## What the task asks
Work out how many lines of the data contain "world" and reply with that number alone.

## Record excerpts
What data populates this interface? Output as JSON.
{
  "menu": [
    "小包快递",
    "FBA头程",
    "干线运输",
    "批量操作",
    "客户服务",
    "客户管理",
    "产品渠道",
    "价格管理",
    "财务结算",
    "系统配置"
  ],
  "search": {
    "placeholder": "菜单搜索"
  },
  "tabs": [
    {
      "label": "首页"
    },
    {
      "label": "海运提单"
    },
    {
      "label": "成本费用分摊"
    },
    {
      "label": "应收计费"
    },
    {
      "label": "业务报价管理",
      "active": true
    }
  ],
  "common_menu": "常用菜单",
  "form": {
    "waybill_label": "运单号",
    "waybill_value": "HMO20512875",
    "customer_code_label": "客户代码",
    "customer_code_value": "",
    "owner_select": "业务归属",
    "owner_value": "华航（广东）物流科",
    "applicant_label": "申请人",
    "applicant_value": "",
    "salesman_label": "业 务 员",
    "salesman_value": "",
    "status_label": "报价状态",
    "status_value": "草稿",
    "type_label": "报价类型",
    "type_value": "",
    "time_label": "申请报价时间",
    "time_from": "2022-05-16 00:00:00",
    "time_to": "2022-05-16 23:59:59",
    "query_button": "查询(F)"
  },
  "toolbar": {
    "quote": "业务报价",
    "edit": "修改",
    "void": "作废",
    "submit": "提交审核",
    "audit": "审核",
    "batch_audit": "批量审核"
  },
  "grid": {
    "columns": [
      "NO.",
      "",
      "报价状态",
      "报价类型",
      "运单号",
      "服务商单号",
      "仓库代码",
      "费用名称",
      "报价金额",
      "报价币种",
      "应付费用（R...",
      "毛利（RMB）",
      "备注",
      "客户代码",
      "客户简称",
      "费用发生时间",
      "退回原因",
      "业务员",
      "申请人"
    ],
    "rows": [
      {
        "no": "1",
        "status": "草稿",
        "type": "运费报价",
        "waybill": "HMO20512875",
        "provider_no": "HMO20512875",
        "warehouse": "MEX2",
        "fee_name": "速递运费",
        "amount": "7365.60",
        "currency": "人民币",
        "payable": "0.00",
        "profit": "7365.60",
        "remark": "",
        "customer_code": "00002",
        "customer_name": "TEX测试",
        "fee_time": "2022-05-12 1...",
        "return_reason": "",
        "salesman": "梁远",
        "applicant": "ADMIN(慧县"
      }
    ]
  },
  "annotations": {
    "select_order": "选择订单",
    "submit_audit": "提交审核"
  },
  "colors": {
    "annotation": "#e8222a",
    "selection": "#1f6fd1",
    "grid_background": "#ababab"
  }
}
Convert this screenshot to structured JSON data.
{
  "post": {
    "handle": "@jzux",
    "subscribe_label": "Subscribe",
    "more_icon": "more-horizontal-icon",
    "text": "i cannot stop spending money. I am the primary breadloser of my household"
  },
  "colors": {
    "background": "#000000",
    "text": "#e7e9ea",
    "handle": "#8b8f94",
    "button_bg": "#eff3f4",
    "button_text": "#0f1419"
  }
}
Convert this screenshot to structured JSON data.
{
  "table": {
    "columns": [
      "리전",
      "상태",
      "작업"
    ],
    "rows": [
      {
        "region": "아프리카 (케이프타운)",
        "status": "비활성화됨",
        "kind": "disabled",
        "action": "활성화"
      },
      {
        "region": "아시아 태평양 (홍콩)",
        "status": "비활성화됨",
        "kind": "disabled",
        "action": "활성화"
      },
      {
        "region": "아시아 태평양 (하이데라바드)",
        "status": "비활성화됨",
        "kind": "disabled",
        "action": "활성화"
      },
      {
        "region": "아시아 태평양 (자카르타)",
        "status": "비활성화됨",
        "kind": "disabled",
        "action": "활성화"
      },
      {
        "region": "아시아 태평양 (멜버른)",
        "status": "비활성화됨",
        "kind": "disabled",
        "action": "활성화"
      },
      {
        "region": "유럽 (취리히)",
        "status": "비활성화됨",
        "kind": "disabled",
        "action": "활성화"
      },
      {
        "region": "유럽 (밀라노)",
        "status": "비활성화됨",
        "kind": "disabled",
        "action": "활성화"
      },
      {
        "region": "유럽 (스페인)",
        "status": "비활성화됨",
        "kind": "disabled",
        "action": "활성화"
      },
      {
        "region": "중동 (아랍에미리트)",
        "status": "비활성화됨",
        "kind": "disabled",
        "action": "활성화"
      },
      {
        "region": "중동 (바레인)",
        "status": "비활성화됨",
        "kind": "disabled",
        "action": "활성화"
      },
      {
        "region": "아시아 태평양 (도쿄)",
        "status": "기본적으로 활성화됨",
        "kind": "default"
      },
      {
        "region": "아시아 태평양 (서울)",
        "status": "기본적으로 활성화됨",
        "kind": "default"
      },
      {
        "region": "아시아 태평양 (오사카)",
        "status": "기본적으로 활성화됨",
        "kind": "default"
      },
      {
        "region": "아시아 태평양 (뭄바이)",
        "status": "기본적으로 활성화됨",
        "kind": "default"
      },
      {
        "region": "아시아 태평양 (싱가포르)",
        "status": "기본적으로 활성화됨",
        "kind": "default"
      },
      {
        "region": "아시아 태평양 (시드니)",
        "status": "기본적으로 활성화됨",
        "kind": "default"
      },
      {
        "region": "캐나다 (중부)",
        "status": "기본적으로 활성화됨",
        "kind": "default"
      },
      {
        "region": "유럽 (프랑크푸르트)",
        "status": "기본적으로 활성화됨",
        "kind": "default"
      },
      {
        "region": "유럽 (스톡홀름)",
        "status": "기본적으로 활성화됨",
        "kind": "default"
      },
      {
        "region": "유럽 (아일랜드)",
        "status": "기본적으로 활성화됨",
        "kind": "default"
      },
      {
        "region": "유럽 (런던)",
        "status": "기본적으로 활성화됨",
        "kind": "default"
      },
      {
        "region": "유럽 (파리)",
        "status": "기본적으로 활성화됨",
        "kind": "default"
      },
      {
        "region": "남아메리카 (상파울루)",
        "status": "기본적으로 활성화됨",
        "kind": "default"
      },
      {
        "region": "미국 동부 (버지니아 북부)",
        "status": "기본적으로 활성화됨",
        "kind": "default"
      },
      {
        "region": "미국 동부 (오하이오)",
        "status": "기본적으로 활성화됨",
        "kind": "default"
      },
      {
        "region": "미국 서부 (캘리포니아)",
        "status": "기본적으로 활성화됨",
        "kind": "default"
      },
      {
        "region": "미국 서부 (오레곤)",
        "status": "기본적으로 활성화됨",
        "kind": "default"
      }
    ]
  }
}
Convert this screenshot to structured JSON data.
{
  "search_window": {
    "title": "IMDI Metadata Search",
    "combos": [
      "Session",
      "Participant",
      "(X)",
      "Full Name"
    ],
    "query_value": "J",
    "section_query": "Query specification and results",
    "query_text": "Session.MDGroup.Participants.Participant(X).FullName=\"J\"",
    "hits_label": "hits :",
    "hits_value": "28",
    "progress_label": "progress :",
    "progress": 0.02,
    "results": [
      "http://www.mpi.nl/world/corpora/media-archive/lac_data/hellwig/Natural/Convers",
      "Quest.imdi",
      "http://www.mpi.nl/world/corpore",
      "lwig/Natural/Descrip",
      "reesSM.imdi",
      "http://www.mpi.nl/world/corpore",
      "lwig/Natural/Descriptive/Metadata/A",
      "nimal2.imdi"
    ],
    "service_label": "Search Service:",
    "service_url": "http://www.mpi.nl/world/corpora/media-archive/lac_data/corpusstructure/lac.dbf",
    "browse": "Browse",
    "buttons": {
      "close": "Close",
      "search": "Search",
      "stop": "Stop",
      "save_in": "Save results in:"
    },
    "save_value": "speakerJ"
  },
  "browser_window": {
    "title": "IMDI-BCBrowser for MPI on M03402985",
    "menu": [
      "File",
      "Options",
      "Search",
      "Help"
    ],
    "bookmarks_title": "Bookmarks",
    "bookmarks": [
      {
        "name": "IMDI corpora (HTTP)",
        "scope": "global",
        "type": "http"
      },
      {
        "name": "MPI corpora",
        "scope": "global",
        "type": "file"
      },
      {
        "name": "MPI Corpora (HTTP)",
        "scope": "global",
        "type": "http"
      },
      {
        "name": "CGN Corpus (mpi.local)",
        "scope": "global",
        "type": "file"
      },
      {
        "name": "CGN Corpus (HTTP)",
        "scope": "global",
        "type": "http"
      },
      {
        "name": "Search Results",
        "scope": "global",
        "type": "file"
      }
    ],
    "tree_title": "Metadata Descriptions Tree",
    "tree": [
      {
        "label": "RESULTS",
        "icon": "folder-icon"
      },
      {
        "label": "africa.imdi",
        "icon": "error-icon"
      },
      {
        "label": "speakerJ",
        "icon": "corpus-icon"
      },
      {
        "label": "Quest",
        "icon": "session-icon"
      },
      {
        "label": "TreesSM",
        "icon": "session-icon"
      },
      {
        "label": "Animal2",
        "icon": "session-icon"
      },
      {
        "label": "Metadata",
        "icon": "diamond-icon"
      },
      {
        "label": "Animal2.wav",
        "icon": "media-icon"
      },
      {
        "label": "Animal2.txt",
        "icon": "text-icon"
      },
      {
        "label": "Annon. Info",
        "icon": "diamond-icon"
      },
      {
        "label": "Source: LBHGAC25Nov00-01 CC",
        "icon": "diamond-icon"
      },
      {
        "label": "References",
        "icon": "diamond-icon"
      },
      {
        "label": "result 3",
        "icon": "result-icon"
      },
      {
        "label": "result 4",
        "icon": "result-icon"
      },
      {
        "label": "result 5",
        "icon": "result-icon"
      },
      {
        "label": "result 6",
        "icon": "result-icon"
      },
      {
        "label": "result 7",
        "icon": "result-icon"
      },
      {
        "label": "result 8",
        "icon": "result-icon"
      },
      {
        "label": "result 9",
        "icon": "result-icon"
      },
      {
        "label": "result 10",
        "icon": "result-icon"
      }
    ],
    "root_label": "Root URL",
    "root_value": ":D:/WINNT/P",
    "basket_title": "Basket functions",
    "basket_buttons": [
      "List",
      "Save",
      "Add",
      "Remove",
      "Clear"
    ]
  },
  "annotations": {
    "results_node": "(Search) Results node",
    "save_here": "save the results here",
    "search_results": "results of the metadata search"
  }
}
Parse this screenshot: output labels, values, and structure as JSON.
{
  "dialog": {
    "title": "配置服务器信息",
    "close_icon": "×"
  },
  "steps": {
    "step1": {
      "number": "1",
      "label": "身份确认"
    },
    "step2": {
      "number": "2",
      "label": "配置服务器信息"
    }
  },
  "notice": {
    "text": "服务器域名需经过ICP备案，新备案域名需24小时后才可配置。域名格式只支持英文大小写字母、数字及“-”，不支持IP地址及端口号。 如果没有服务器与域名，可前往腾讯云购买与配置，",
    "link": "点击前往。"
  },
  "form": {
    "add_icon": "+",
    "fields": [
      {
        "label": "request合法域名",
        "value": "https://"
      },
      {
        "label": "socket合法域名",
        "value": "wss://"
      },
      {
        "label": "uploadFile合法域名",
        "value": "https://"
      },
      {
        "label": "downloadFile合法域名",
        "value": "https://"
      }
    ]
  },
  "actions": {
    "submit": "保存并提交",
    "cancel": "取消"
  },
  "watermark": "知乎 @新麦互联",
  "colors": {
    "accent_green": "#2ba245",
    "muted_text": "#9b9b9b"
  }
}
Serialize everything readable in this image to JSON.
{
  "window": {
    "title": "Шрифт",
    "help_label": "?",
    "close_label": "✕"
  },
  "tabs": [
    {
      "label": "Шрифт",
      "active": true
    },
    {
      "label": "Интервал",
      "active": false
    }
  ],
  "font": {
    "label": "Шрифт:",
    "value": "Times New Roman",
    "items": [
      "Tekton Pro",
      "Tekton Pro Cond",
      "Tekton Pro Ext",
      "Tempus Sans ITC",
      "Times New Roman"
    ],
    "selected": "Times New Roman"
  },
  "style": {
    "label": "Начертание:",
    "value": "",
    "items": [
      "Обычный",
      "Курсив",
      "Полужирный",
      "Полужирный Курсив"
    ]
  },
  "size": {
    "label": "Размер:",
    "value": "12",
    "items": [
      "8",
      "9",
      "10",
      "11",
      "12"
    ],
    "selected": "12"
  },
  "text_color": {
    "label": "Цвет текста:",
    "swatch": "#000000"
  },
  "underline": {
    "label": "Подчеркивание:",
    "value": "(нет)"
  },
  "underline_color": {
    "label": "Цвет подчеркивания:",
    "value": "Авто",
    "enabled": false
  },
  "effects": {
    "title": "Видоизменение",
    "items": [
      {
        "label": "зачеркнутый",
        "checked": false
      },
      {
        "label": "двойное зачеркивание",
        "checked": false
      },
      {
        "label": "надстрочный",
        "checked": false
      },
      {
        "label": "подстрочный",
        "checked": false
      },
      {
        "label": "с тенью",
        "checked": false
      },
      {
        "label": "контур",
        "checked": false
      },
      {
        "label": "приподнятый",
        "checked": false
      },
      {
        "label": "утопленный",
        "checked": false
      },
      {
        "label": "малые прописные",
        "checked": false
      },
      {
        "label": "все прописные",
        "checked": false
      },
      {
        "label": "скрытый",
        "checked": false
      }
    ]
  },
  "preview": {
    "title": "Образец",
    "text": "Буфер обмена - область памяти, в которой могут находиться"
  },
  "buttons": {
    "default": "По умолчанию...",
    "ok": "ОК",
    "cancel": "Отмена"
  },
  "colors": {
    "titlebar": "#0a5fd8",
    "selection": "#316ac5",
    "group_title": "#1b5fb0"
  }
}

## Answer to the problem
4